The sudden rush of green
Makes of the air a cloud
Above the colonnade. 
And this perspective breathes;
Unchanging, yet it grows.
The rich leaves of the trees
Renew through centuries
Those columns and those wreaths
Through which the season flows. 
The green rush comes and goes,
Light bursting through stained glass;
The coppers shine and fall
In the great airy hall,
But winter only shows
Structure more marvelous— 
The columns in a choir
Define the empty air;
That leafy cloud has gone
But only to bring on
This magic more severe,
The crucial form laid bare. 
Oh answer to a prayer
And to an old long hunger,
This ancient fertile glade,
This living colonnade
Where form and content are
Not parted any longer!

Wednesday, October 9, 2013

not in king's robes

We must not portray you in king's robes,
you drifting mist that brought forth the morning. 

— Rainer Maria Rilke, from The Book of Hours I, 4

Tuesday, October 8, 2013

sail on solar wind

I cannot cause light; the most I can do is try to put myself in the path of its beam. It is possible, in deep space, to sail on solar wind. Light, be it particle or wave, has force: you rig a giant sail and go. The secret of seeing is to sail on solar wind. Hone and spread your spirit till you yourself are a sail, whetted, translucent, broadside to the merest puff. 
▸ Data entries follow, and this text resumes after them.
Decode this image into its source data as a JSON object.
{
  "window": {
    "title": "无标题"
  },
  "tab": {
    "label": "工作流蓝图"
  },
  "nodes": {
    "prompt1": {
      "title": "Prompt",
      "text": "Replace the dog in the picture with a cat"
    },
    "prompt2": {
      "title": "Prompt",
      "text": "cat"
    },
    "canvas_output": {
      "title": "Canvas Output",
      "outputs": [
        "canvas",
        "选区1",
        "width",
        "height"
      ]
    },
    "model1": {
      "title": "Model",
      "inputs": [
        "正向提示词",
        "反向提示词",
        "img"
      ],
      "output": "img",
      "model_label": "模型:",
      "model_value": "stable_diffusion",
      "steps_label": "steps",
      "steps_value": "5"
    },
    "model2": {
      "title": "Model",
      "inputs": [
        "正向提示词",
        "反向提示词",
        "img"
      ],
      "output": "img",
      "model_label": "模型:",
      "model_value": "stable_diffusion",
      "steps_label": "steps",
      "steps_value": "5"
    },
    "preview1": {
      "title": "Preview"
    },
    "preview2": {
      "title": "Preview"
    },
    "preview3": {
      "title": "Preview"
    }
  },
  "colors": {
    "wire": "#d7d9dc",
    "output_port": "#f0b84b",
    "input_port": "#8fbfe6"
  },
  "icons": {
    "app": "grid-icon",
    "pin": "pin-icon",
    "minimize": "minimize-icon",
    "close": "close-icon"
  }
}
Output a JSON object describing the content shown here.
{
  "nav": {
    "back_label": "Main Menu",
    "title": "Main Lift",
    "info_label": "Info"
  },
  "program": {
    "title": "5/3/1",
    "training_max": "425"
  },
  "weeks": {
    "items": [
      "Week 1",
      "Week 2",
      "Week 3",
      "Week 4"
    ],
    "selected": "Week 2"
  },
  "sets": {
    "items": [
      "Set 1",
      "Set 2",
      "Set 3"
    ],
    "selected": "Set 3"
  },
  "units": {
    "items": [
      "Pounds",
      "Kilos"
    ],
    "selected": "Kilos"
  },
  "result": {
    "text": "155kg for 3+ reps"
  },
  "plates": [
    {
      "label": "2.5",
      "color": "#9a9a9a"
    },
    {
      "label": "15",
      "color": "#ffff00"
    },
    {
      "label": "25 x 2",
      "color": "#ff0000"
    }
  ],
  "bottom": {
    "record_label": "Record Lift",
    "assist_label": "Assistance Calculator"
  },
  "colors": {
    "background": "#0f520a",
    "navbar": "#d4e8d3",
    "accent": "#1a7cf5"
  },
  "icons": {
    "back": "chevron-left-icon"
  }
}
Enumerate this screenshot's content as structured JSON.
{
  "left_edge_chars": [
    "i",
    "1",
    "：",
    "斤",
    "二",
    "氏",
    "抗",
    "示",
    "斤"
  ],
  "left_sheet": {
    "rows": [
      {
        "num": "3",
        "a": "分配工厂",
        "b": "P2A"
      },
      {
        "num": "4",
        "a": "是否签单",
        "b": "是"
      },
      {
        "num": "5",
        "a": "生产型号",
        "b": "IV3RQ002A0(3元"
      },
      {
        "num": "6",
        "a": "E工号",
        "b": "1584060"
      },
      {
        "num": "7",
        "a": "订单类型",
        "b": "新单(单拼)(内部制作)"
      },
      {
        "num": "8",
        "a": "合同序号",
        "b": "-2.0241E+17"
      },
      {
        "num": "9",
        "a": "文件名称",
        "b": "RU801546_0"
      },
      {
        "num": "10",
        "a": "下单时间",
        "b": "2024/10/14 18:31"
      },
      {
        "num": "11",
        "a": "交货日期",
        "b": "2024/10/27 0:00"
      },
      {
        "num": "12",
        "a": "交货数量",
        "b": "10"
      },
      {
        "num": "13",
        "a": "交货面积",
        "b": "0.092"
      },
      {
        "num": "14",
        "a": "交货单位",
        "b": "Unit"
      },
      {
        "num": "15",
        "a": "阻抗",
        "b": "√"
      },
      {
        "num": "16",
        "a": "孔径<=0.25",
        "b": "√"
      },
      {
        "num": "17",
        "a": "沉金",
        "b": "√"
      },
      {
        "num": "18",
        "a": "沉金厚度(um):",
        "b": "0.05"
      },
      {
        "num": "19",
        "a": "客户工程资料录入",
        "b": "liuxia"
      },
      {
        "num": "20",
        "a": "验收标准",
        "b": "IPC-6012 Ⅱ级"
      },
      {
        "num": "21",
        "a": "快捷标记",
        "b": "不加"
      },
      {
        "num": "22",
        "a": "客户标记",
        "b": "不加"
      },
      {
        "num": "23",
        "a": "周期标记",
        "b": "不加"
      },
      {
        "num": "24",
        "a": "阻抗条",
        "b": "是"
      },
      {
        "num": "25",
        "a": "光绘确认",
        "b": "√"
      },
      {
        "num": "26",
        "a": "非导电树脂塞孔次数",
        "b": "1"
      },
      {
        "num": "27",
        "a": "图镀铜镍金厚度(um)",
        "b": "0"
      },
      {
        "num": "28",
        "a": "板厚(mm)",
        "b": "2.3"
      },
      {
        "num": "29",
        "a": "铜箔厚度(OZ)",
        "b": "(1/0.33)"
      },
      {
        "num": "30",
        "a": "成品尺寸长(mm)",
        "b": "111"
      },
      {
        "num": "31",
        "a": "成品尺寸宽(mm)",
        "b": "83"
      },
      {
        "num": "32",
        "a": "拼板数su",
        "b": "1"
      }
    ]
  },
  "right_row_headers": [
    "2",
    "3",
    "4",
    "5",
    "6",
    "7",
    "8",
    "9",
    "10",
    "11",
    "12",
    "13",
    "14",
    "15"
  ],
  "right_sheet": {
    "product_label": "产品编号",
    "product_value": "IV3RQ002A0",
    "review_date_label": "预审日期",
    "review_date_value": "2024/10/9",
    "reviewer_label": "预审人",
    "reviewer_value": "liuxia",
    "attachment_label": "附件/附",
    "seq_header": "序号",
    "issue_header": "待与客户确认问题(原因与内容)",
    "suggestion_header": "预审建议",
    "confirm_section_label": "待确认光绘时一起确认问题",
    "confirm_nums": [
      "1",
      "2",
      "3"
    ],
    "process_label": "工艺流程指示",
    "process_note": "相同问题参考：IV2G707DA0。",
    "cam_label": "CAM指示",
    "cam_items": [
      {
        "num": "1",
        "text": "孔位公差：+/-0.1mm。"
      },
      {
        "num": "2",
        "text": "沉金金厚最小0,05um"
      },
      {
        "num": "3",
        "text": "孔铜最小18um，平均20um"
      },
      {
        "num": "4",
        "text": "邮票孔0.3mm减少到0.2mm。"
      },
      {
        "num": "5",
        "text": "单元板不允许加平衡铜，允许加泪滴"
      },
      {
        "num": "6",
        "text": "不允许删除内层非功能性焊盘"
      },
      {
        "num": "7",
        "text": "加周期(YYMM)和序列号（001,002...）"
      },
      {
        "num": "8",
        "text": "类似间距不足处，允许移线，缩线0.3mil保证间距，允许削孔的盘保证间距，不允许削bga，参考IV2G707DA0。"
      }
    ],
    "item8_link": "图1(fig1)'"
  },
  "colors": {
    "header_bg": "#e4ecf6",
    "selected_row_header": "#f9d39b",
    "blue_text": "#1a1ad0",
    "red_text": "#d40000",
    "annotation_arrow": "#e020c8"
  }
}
— Annie Dillard, Pilgrim at Tinker Creek

Monday, October 7, 2013

never dead

The poetry of earth is never dead.

— John Keats

Friday, October 4, 2013

the whole mess . . . almost

The Whole Mess . . .  Almost
by Gregory Corso

I ran up six flights of stairs
to my small furnished room
opened the window
and began throwing out
those things most important in life

First to go, Truth, squealing like a fink:
“Don’t! I’ll tell awful things about you!”
“Oh yeah? Well, I’ve nothing to hide ... OUT!”
Then went God, glowering & whimpering in amazement:
“It’s not my fault! I’m not the cause of it all!” “OUT!”
Then Love, cooing bribes: “You’ll never know impotency!
All the girls on Vogue covers, all yours!”
I pushed her fat ass out and screamed:
“You always end up a bummer!”
I picked up Faith Hope Charity
all three clinging together:
“Without us you’ll surely die!”
“With you I’m going nuts! Goodbye!”

Then Beauty ... ah, Beauty—
As I led her to the window
I told her: “You I loved best in life
... but you’re a killer; Beauty kills!”
Not really meaning to drop her
I immediately ran downstairs
getting there just in time to catch her
“You saved me!” she cried
I put her down and told her: “Move on.”

Went back up those six flights
went to the money
there was no money to throw out.
The only thing left in the room was Death
hiding beneath the kitchen sink:
“I’m not real!” It cried
“I’m just a rumor spread by life ... ”
Laughing I threw it out, kitchen sink and all
and suddenly realized Humor
was all that was left—
All I could do with Humor was to say:
“Out the window with the window!”

Thursday, October 3, 2013

the clear mirror

You who want 
see the Oneness 

There you 
will find 
the clear mirror 
already waiting. 

— Hadewijch II (Antwerp, 13th century) 
translated by Jane Hirshfield

Wednesday, October 2, 2013

nothing at all

There is nothing at all that can be talked about adequately, 
and the whole art of poetry is to say what can't be said.

― Alan Watts